A few years ago during a planning retreat, I had the opportunity to play a senior colleague in chess. It is a game I have enjoyed since I was a kid when my dad and my uncles taught me how to play.
Despite being a pretty decent player myself, my colleague had me in checkmate in just a few moves. This was even after he warned me against making what was ultimately my fatal move.
The thing is – I had defeated myself in my head. My loss happened well before we chose colors, set up the board, and made our first moves. It happened the moment he agreed to play.
Instead of focusing on the game in front of me, all I could think was, “He has a Ph.D. in Chemistry and is one of the smartest, most strategic people I know. How can I possibly win?”
Almost 9 years later, I can still feel the anxiety I conjured in my mind during what was supposed to be a fun, friendly game between teammates. My mind went blank, I felt shaky inside, and I made hasty moves.
I learned an important lesson from that brief match. I learned not to take myself out of the game before it even starts. It is okay to play and to lose, especially to an opponent with superior skills. But, it is not okay to talk yourself into a loss before even trying, like I did in our chess game that day.

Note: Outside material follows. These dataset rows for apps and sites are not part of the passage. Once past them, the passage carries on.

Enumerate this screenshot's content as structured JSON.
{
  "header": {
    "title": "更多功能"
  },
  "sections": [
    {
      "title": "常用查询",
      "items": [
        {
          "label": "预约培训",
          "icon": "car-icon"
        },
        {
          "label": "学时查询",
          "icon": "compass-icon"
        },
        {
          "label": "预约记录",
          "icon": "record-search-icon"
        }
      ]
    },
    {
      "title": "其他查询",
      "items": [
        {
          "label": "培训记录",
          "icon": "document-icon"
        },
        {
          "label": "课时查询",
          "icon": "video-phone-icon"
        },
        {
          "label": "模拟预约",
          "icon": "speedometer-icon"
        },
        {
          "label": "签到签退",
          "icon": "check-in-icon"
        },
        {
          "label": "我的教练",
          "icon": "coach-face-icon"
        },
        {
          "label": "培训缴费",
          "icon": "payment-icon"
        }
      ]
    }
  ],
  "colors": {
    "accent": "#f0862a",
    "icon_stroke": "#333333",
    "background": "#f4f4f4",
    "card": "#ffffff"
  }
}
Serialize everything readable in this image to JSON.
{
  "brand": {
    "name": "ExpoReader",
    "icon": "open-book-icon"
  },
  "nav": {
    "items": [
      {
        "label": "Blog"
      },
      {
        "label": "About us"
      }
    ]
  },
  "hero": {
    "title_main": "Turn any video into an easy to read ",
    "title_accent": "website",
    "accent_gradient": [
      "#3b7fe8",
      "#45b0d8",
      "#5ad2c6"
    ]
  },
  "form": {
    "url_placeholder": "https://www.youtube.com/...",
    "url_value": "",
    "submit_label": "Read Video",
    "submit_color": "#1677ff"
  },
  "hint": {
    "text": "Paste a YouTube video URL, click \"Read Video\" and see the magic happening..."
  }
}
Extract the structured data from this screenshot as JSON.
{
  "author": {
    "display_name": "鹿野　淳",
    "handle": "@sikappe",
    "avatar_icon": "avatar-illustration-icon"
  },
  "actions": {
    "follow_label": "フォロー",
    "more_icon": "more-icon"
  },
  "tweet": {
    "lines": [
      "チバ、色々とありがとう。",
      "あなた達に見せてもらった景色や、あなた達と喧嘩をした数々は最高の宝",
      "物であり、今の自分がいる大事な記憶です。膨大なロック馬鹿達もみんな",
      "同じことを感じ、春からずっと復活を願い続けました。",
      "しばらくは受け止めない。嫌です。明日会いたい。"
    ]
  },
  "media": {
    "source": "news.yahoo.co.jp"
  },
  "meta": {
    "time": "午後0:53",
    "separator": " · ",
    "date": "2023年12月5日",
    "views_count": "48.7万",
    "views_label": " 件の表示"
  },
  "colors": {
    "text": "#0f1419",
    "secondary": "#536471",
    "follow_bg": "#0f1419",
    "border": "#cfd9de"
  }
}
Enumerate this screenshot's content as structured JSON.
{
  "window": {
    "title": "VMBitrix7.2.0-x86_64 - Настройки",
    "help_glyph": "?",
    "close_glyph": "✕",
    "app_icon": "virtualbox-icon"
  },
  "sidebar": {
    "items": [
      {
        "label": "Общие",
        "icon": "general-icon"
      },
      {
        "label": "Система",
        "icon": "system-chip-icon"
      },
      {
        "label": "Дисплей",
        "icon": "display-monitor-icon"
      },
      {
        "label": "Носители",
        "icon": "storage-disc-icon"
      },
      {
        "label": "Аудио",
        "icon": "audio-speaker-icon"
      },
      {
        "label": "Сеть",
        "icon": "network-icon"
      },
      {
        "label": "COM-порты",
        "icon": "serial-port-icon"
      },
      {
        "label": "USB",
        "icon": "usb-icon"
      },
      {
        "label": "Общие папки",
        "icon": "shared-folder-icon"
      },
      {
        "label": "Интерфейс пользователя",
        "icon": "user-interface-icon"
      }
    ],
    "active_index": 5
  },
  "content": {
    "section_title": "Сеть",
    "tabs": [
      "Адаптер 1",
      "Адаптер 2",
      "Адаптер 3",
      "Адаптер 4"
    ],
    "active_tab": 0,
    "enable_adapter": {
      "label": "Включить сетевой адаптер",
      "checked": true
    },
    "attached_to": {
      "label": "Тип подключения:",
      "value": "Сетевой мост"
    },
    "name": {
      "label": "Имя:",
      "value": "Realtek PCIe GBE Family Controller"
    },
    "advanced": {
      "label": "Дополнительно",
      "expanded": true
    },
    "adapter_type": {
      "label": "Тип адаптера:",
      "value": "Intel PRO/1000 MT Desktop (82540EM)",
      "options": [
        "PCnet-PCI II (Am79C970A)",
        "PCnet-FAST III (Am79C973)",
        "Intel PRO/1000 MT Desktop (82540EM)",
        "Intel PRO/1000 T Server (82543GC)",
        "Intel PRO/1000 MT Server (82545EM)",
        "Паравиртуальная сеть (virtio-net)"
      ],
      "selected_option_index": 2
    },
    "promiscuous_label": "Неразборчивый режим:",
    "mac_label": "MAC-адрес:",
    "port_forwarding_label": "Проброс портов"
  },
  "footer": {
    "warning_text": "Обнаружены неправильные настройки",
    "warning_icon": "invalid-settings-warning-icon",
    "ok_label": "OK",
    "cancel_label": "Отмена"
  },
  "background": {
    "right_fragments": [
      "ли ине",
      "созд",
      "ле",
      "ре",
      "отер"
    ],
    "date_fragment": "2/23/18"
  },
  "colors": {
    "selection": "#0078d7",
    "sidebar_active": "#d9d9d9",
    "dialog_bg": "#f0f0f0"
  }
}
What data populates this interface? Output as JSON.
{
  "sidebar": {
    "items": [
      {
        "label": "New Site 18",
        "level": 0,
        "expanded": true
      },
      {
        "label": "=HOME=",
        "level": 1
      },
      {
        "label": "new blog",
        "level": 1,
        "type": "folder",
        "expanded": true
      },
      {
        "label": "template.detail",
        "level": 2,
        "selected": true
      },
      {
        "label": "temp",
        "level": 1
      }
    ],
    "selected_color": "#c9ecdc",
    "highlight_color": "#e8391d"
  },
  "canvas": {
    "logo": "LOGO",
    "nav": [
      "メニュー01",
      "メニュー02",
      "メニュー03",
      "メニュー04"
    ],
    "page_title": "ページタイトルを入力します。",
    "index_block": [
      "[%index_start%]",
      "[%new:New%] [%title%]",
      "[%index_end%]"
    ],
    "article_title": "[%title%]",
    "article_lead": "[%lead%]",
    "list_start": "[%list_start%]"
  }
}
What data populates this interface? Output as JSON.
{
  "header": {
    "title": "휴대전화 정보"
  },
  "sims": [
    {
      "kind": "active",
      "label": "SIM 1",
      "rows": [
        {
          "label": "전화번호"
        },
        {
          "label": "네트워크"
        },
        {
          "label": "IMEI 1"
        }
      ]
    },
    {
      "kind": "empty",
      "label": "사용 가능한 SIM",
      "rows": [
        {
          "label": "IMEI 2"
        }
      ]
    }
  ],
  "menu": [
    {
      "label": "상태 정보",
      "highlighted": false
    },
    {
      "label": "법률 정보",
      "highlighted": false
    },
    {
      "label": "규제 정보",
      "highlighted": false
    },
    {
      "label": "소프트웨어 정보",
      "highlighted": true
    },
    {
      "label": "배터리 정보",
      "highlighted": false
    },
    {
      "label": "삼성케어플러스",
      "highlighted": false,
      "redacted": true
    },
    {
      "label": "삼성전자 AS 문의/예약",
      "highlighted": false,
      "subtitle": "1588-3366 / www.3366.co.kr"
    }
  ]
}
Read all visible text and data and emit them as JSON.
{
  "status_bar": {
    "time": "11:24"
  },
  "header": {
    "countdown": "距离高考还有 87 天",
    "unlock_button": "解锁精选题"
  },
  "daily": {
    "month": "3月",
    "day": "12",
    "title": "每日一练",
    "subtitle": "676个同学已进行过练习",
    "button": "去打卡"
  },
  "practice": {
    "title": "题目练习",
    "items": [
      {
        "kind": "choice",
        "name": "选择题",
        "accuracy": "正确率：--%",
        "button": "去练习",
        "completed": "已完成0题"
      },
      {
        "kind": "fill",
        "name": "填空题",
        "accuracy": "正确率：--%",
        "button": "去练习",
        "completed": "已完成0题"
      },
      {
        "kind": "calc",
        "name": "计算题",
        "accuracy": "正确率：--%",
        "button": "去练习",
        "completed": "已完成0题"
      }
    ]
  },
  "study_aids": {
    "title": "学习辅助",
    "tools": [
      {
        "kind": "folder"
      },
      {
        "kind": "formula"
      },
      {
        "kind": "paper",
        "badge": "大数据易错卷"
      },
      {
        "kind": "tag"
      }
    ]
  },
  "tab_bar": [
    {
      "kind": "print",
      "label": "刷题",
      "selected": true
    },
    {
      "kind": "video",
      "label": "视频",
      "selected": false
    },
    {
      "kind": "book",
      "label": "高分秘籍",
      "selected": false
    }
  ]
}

The first step in being successful is believing it can be done.
What would happen if you stopped talking yourself out of winning? How far could you go if it was the endgame for your self-doubt?